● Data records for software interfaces
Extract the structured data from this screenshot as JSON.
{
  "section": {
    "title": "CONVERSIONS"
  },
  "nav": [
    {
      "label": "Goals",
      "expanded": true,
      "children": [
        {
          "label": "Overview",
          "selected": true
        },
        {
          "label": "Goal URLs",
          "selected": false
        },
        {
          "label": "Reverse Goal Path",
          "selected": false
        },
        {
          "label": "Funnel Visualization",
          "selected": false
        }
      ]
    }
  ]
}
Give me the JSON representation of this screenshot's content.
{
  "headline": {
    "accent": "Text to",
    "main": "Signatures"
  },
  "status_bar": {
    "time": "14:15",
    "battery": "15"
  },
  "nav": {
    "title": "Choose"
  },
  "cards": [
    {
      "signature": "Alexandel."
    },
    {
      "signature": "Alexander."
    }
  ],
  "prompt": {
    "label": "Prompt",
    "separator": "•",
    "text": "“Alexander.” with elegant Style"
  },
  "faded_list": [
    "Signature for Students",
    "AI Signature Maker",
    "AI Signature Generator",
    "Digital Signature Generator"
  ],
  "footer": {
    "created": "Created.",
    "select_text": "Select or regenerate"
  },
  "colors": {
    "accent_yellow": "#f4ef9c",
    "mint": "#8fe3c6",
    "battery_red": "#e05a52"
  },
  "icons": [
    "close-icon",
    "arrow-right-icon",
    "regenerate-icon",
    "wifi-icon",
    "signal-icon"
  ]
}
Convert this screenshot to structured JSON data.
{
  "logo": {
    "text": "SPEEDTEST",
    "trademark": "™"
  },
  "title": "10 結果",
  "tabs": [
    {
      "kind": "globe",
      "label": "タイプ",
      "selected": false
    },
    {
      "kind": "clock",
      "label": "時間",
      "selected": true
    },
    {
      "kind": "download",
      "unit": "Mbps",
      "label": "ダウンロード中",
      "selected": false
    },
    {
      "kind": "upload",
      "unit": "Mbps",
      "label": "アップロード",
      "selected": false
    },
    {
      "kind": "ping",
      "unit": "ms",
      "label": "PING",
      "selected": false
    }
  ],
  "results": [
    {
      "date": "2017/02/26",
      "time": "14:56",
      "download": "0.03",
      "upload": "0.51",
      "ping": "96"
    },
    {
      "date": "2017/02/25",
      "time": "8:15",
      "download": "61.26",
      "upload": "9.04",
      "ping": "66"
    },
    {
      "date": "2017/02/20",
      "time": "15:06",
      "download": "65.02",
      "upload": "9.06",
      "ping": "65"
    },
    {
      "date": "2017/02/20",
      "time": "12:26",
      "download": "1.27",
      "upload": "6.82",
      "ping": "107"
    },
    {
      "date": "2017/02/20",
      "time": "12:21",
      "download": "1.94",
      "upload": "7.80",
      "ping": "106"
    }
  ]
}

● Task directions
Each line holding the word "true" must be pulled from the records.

● Solution to the exercise
      "expanded": true,
          "selected": true
      "selected": true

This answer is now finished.